(Beginning of Exercise material)

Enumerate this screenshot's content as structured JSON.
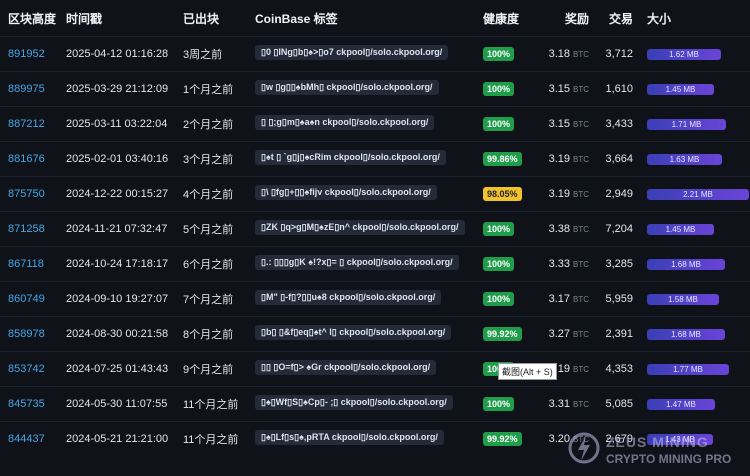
{
  "headers": {
    "height": "区块高度",
    "time": "时间戳",
    "age": "已出块",
    "coinbase": "CoinBase 标签",
    "health": "健康度",
    "reward": "奖励",
    "tx": "交易",
    "size": "大小"
  },
  "btc_unit": "BTC",
  "rows": [
    {
      "height": "891952",
      "time": "2025-04-12 01:16:28",
      "age": "3周之前",
      "coinbase": "▯0 ▯INg▯b▯♠>▯o7 ckpool▯/solo.ckpool.org/",
      "health": "100%",
      "health_color": "#1f9d4a",
      "reward": "3.18",
      "tx": "3,712",
      "size": "1.62 MB",
      "size_fraction": 0.73
    },
    {
      "height": "889975",
      "time": "2025-03-29 21:12:09",
      "age": "1个月之前",
      "coinbase": "▯w ▯g▯▯♠bMh▯ ckpool▯/solo.ckpool.org/",
      "health": "100%",
      "health_color": "#1f9d4a",
      "reward": "3.15",
      "tx": "1,610",
      "size": "1.45 MB",
      "size_fraction": 0.66
    },
    {
      "height": "887212",
      "time": "2025-03-11 03:22:04",
      "age": "2个月之前",
      "coinbase": "▯ ▯;g▯m▯♠a♠n  ckpool▯/solo.ckpool.org/",
      "health": "100%",
      "health_color": "#1f9d4a",
      "reward": "3.15",
      "tx": "3,433",
      "size": "1.71 MB",
      "size_fraction": 0.77
    },
    {
      "height": "881676",
      "time": "2025-02-01 03:40:16",
      "age": "3个月之前",
      "coinbase": "▯♠t ▯ `g▯j▯♠cRim ckpool▯/solo.ckpool.org/",
      "health": "99.86%",
      "health_color": "#1f9d4a",
      "reward": "3.19",
      "tx": "3,664",
      "size": "1.63 MB",
      "size_fraction": 0.74
    },
    {
      "height": "875750",
      "time": "2024-12-22 00:15:27",
      "age": "4个月之前",
      "coinbase": "▯\\ ▯fg▯+▯▯♠fijv ckpool▯/solo.ckpool.org/",
      "health": "98.05%",
      "health_color": "#f2c12e",
      "reward": "3.19",
      "tx": "2,949",
      "size": "2.21 MB",
      "size_fraction": 1.0
    },
    {
      "height": "871258",
      "time": "2024-11-21 07:32:47",
      "age": "5个月之前",
      "coinbase": "▯ZK ▯q>g▯M▯♠zE▯n^ ckpool▯/solo.ckpool.org/",
      "health": "100%",
      "health_color": "#1f9d4a",
      "reward": "3.38",
      "tx": "7,204",
      "size": "1.45 MB",
      "size_fraction": 0.66
    },
    {
      "height": "867118",
      "time": "2024-10-24 17:18:17",
      "age": "6个月之前",
      "coinbase": "▯.: ▯▯▯g▯K ♠!?x▯= ▯ ckpool▯/solo.ckpool.org/",
      "health": "100%",
      "health_color": "#1f9d4a",
      "reward": "3.33",
      "tx": "3,285",
      "size": "1.68 MB",
      "size_fraction": 0.76
    },
    {
      "height": "860749",
      "time": "2024-09-10 19:27:07",
      "age": "7个月之前",
      "coinbase": "▯M\" ▯-f▯?▯▯u♠8 ckpool▯/solo.ckpool.org/",
      "health": "100%",
      "health_color": "#1f9d4a",
      "reward": "3.17",
      "tx": "5,959",
      "size": "1.58 MB",
      "size_fraction": 0.71
    },
    {
      "height": "858978",
      "time": "2024-08-30 00:21:58",
      "age": "8个月之前",
      "coinbase": "▯b▯ ▯&f▯eq▯♠t^ l▯ ckpool▯/solo.ckpool.org/",
      "health": "99.92%",
      "health_color": "#1f9d4a",
      "reward": "3.27",
      "tx": "2,391",
      "size": "1.68 MB",
      "size_fraction": 0.76
    },
    {
      "height": "853742",
      "time": "2024-07-25 01:43:43",
      "age": "9个月之前",
      "coinbase": "▯▯ ▯O=f▯> ♠Gr ckpool▯/solo.ckpool.org/",
      "health": "100%",
      "health_color": "#1f9d4a",
      "reward": "3.19",
      "tx": "4,353",
      "size": "1.77 MB",
      "size_fraction": 0.8
    },
    {
      "height": "845735",
      "time": "2024-05-30 11:07:55",
      "age": "11个月之前",
      "coinbase": "▯♠▯Wf▯S▯♠Cp▯- ;▯ ckpool▯/solo.ckpool.org/",
      "health": "100%",
      "health_color": "#1f9d4a",
      "reward": "3.31",
      "tx": "5,085",
      "size": "1.47 MB",
      "size_fraction": 0.67
    },
    {
      "height": "844437",
      "time": "2024-05-21 21:21:00",
      "age": "11个月之前",
      "coinbase": "▯♠▯Lf▯s▯♠,pRTA ckpool▯/solo.ckpool.org/",
      "health": "99.92%",
      "health_color": "#1f9d4a",
      "reward": "3.20",
      "tx": "2,679",
      "size": "1.43 MB",
      "size_fraction": 0.65
    }
  ],
  "tooltip": "截图(Alt + S)",
  "watermark": {
    "name": "ZEUS MINING",
    "sub": "CRYPTO MINING PRO"
  }
}
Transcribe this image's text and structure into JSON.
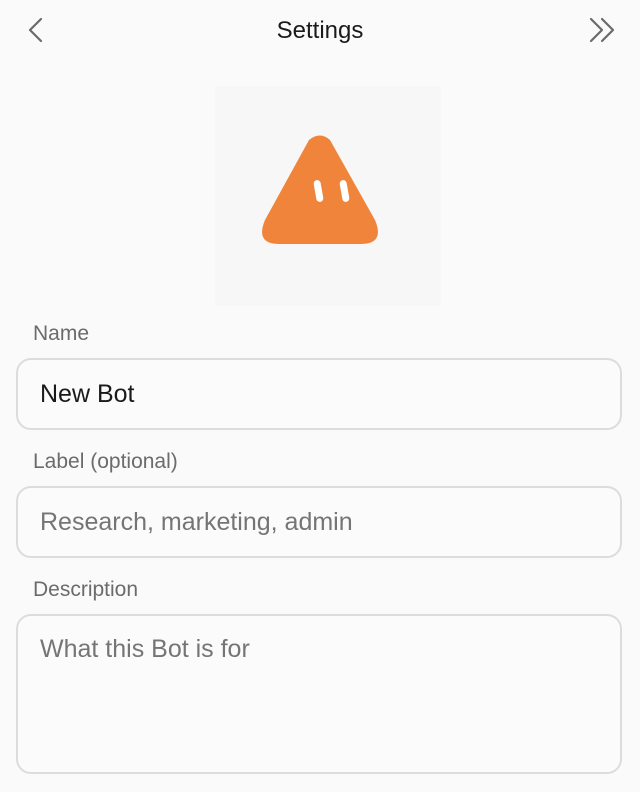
{
  "header": {
    "title": "Settings",
    "back_icon": "chevron-left-icon",
    "forward_icon": "double-chevron-right-icon"
  },
  "avatar": {
    "icon": "orange-triangle-bot-icon",
    "color": "#f0843a"
  },
  "form": {
    "name": {
      "label": "Name",
      "value": "New Bot"
    },
    "label": {
      "label": "Label (optional)",
      "placeholder": "Research, marketing, admin"
    },
    "description": {
      "label": "Description",
      "placeholder": "What this Bot is for"
    }
  }
}
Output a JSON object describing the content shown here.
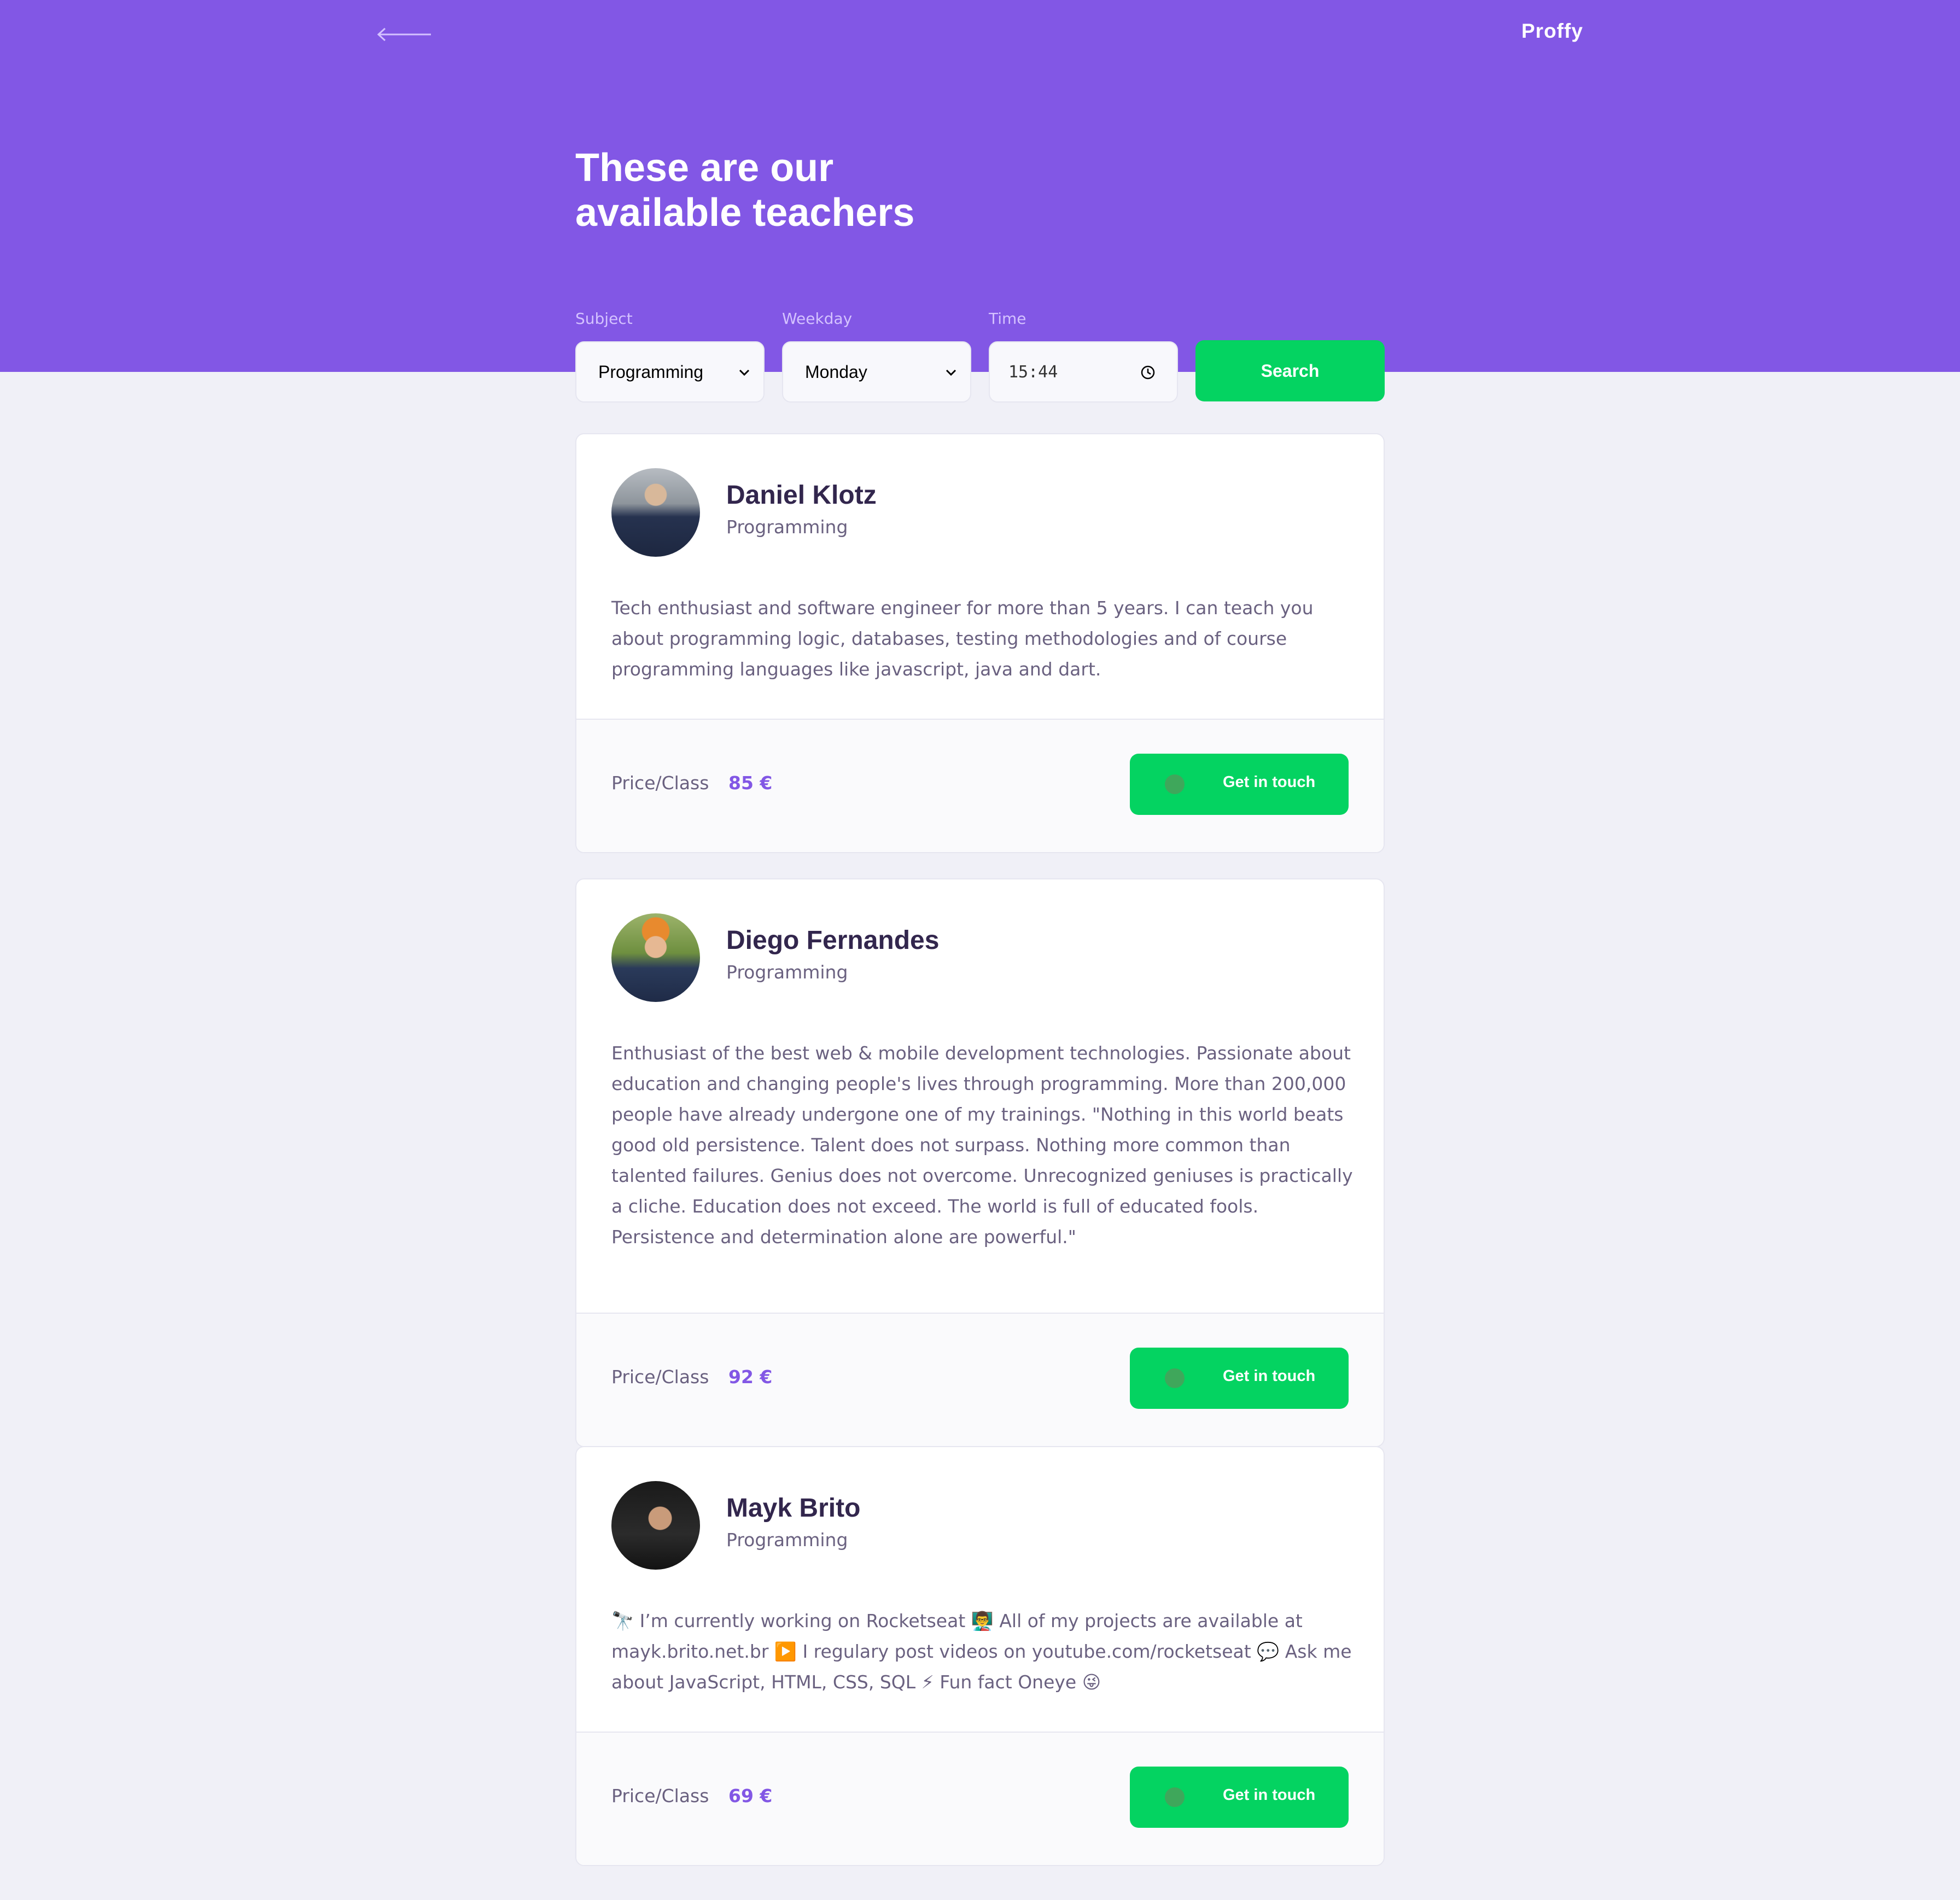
{
  "header": {
    "back_icon": "arrow-left-icon",
    "logo": "Proffy",
    "title_line1": "These are our",
    "title_line2": "available teachers"
  },
  "filters": {
    "subject": {
      "label": "Subject",
      "value": "Programming"
    },
    "weekday": {
      "label": "Weekday",
      "value": "Monday"
    },
    "time": {
      "label": "Time",
      "value": "15:44"
    },
    "search_label": "Search"
  },
  "colors": {
    "primary": "#8257e5",
    "success": "#04d361",
    "background": "#f0f0f7",
    "title_text": "#32264d",
    "body_text": "#6a6180"
  },
  "teachers": [
    {
      "name": "Daniel Klotz",
      "subject": "Programming",
      "bio": "Tech enthusiast and software engineer for more than 5 years. I can teach you about programming logic, databases, testing methodologies and of course programming languages like javascript, java and dart.",
      "price_label": "Price/Class",
      "price": "85 €",
      "contact_label": "Get in touch"
    },
    {
      "name": "Diego Fernandes",
      "subject": "Programming",
      "bio": "Enthusiast of the best web & mobile development technologies. Passionate about education and changing people's lives through programming. More than 200,000 people have already undergone one of my trainings. \"Nothing in this world beats good old persistence. Talent does not surpass. Nothing more common than talented failures. Genius does not overcome. Unrecognized geniuses is practically a cliche. Education does not exceed. The world is full of educated fools. Persistence and determination alone are powerful.\"",
      "price_label": "Price/Class",
      "price": "92 €",
      "contact_label": "Get in touch"
    },
    {
      "name": "Mayk Brito",
      "subject": "Programming",
      "bio": "🔭 I’m currently working on Rocketseat 👨‍🏫 All of my projects are available at mayk.brito.net.br ▶️ I regulary post videos on youtube.com/rocketseat 💬 Ask me about JavaScript, HTML, CSS, SQL ⚡ Fun fact Oneye 😜",
      "price_label": "Price/Class",
      "price": "69 €",
      "contact_label": "Get in touch"
    }
  ]
}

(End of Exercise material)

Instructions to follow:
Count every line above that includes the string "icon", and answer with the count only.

Output of the task:
4